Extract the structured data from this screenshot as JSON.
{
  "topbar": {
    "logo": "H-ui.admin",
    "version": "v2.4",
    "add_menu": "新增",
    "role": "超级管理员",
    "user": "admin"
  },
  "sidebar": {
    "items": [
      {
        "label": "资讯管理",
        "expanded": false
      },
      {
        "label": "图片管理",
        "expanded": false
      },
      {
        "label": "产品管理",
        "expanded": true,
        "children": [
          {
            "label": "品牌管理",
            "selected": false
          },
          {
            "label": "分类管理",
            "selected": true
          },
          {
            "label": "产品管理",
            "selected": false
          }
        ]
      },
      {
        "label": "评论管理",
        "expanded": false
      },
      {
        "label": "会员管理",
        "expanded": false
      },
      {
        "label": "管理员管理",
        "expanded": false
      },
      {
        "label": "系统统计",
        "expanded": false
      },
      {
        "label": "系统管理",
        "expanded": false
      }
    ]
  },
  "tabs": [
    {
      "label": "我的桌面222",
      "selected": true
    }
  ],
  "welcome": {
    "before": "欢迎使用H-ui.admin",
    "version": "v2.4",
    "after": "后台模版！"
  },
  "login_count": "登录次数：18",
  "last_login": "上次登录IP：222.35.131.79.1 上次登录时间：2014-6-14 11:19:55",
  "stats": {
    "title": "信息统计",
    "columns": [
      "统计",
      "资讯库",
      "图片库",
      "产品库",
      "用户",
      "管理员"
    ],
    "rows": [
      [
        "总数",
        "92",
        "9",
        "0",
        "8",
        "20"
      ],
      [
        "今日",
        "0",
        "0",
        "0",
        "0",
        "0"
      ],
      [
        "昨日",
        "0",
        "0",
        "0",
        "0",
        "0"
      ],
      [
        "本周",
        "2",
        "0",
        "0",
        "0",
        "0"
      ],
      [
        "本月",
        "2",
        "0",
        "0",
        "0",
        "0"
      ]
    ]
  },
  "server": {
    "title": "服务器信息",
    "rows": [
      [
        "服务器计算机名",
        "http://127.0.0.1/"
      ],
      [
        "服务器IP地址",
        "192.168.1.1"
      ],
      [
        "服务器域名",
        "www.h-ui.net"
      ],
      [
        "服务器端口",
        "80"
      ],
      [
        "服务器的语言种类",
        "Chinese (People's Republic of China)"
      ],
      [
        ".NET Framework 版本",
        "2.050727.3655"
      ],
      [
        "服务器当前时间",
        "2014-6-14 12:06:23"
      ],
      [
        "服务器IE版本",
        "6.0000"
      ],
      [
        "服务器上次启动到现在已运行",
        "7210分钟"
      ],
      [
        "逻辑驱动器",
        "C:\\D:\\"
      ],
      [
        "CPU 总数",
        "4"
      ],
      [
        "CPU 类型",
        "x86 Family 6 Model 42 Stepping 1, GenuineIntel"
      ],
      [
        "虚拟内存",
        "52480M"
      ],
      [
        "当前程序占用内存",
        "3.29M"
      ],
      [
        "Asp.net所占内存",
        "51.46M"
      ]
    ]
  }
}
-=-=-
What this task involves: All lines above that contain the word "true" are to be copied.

Response to the exercise:
        "expanded": true,
            "selected": true
      "selected": true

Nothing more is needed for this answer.